The Cost of Capital Professional platform provides you with a comprehensive range of tools that enable you to compute cost of equity and WACC estimates easily and effectively allowing you to determine your cost of capital with minimal fuss. The income approach is one such way to approach these valuations. What follows is a selection from a comprehensive article on the topic written by Jim Alerding.

Whenever I teach valuation basics, I always start with the easy part. I tell the students that the valuation premise is very simple: V = I/R where V = value, I = income, and R = the required rate of return. Of course, even in the early days of valuation, that simple formula became complex very quickly. In my opinion, in today’s world of valuation, we are coming close to the breaking point. How much is enough? Let’s look at some of the elements now flooding the process under the income approach. Once again, I am not advocating for eliminating the basic steps required to arrive at a supportable and reasonable value, but it does seem that there continue to be added complications that might confuse rather than aid the process. It hearkens to the old adage: “How many angels can dance on the head of a pin?” Here is a sampling of the head notes on the methods to define the benefit stream from Financial Valuation Applications and Models (FVAM), 4th edition:
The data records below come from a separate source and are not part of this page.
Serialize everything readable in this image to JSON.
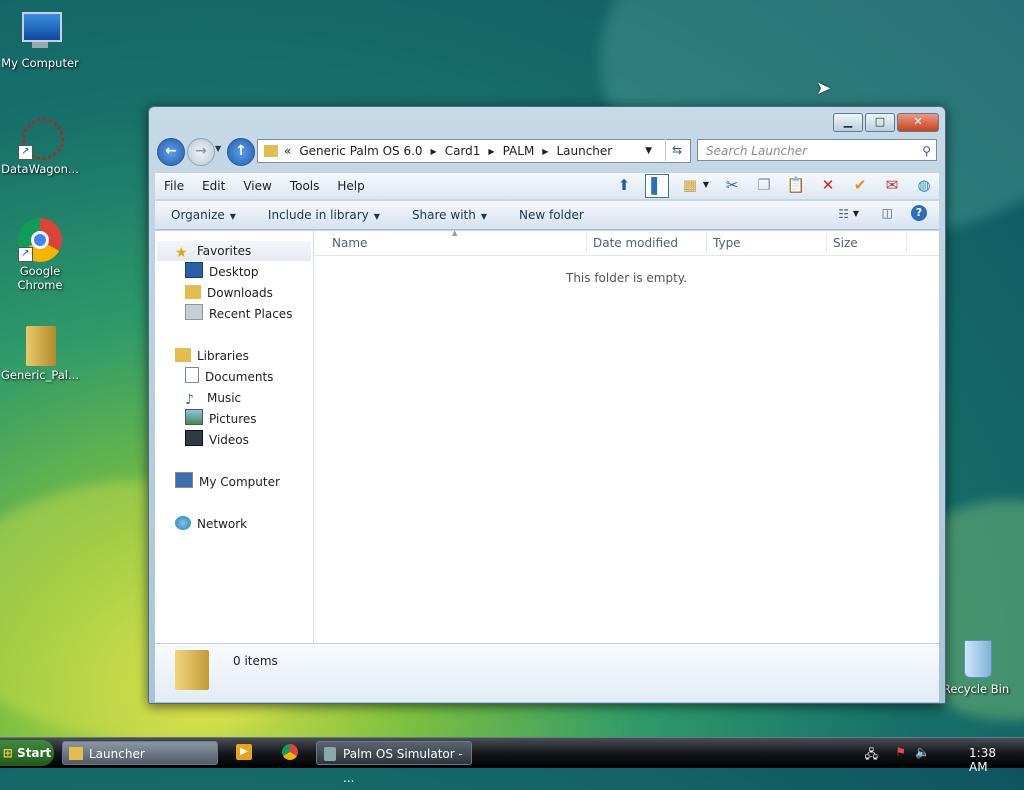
{
  "desktop": {
    "icons": [
      {
        "label": "My Computer"
      },
      {
        "label": "DataWagon..."
      },
      {
        "label": "Google Chrome",
        "line1": "Google",
        "line2": "Chrome"
      },
      {
        "label": "Generic_Pal..."
      },
      {
        "label": "Recycle Bin"
      }
    ]
  },
  "window": {
    "address": {
      "overflow_glyph": "«",
      "crumbs": [
        "Generic Palm OS 6.0",
        "Card1",
        "PALM",
        "Launcher"
      ]
    },
    "search_placeholder": "Search Launcher",
    "menu": [
      "File",
      "Edit",
      "View",
      "Tools",
      "Help"
    ],
    "commands": {
      "organize": "Organize",
      "include": "Include in library",
      "share": "Share with",
      "new_folder": "New folder"
    },
    "nav": {
      "favorites": "Favorites",
      "desktop": "Desktop",
      "downloads": "Downloads",
      "recent": "Recent Places",
      "libraries": "Libraries",
      "documents": "Documents",
      "music": "Music",
      "pictures": "Pictures",
      "videos": "Videos",
      "computer": "My Computer",
      "network": "Network"
    },
    "columns": [
      "Name",
      "Date modified",
      "Type",
      "Size"
    ],
    "empty_message": "This folder is empty.",
    "item_count": "0 items"
  },
  "taskbar": {
    "start": "Start",
    "task_launcher": "Launcher",
    "task_palm": "Palm OS Simulator - ...",
    "clock": "1:38 AM"
  },
  "colors": {
    "accent": "#2d6fb8",
    "close": "#c8411f"
  }
}
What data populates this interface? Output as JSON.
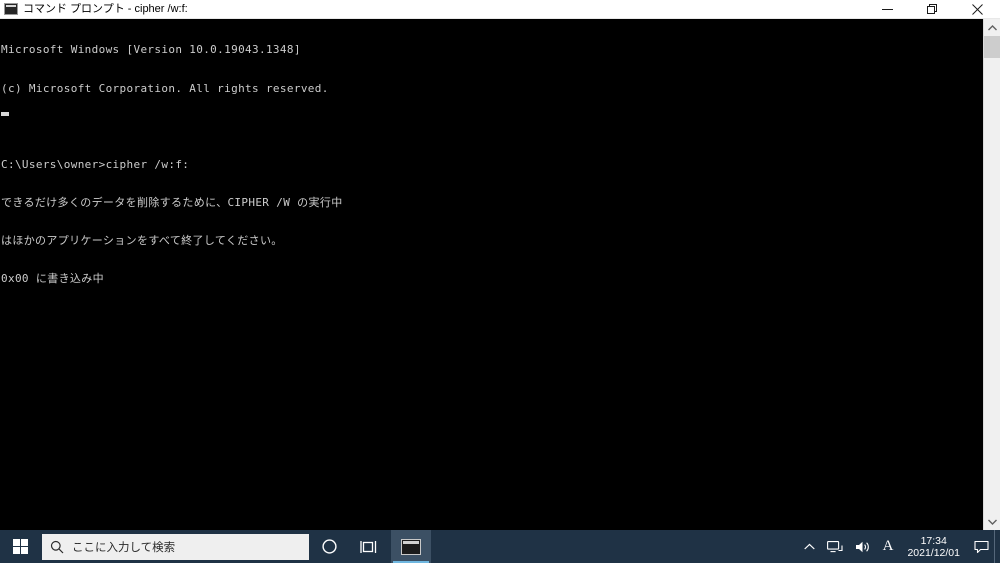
{
  "window": {
    "title": "コマンド プロンプト - cipher  /w:f:",
    "icon": "console-icon",
    "minimize_label": "最小化",
    "maximize_label": "最大化",
    "close_label": "閉じる"
  },
  "console": {
    "background_color": "#000000",
    "text_color": "#cccccc",
    "lines": [
      "Microsoft Windows [Version 10.0.19043.1348]",
      "(c) Microsoft Corporation. All rights reserved.",
      "",
      "C:\\Users\\owner>cipher /w:f:",
      "できるだけ多くのデータを削除するために、CIPHER /W の実行中",
      "はほかのアプリケーションをすべて終了してください。",
      "0x00 に書き込み中"
    ],
    "cursor": "block"
  },
  "scrollbar": {
    "up_arrow": "chevron-up-icon",
    "down_arrow": "chevron-down-icon",
    "thumb_position": "top"
  },
  "taskbar": {
    "background_color": "#1f3245",
    "start_label": "スタート",
    "search": {
      "placeholder": "ここに入力して検索",
      "icon": "search-icon"
    },
    "cortana_label": "Cortana",
    "task_view_label": "タスク ビュー",
    "apps": [
      {
        "name": "コマンド プロンプト",
        "icon": "console-icon",
        "active": true
      }
    ],
    "tray": {
      "overflow_icon": "chevron-up-icon",
      "network_icon": "network-icon",
      "volume_icon": "speaker-icon",
      "ime_label": "A",
      "clock_time": "17:34",
      "clock_date": "2021/12/01",
      "notification_icon": "notification-icon"
    }
  }
}
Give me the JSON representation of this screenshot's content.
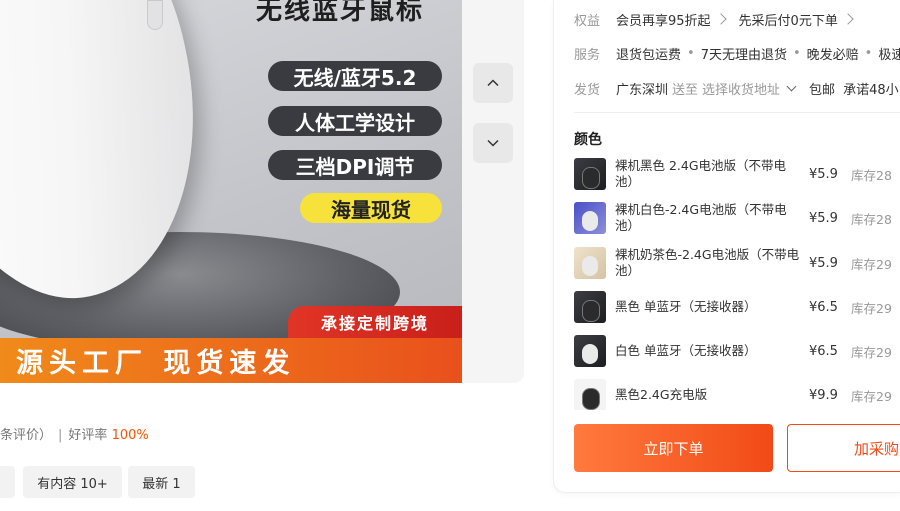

  • Net income;
  • Net cash flow;
  • Defining net cash flow: cash flow direct to equity (direct equity method), cash flow to invested capital (invested capital method);
  • Current earnings method;
  • Simple average method;
  • Weighted average method;
  • Trend line-static method; and
  • Formal projection method (detailed cash-flow projections).

OK, I get that these are all helpful methods and things that should be considered, but the process really starts to become complicated when we move from the “I” in our value equation to the “R,” required rate of return, represented in the process by the “cost of capital” (COC), also known as the discount rate. The common measurement for the COC is the modified capital asset pricing model (MCAPM). The equation for that model, which all are likely familiar with, is:

E(Ri) = Rf + B x RPm + RPs +/- RPc2

Where: E(Ri) = Expected rate of return on security
Rf = Rate of return available on a risk-free security as of the valuation date
B = Beta
RPm = Equity risk premium (ERP) for the market as a whole
RPs = Risk premium for smaller size
RPc = Risk premium attributable to other company risk factors

The other popular method of determining the COC is the buildup method (BUM). The difference between the MCAPM and the BUM is that the BUM uses an estimate of the industry risk premium (RPi) instead of a beta.

The full article goes into great detail on this topic and can be found here. Once you’re done with the article, take the opportunity to examine all the benefits that Cost of Capital Professional provides, including a free webinar that showcases the reliability, flexibility, accuracy, and replicability of this must-see valuation platform!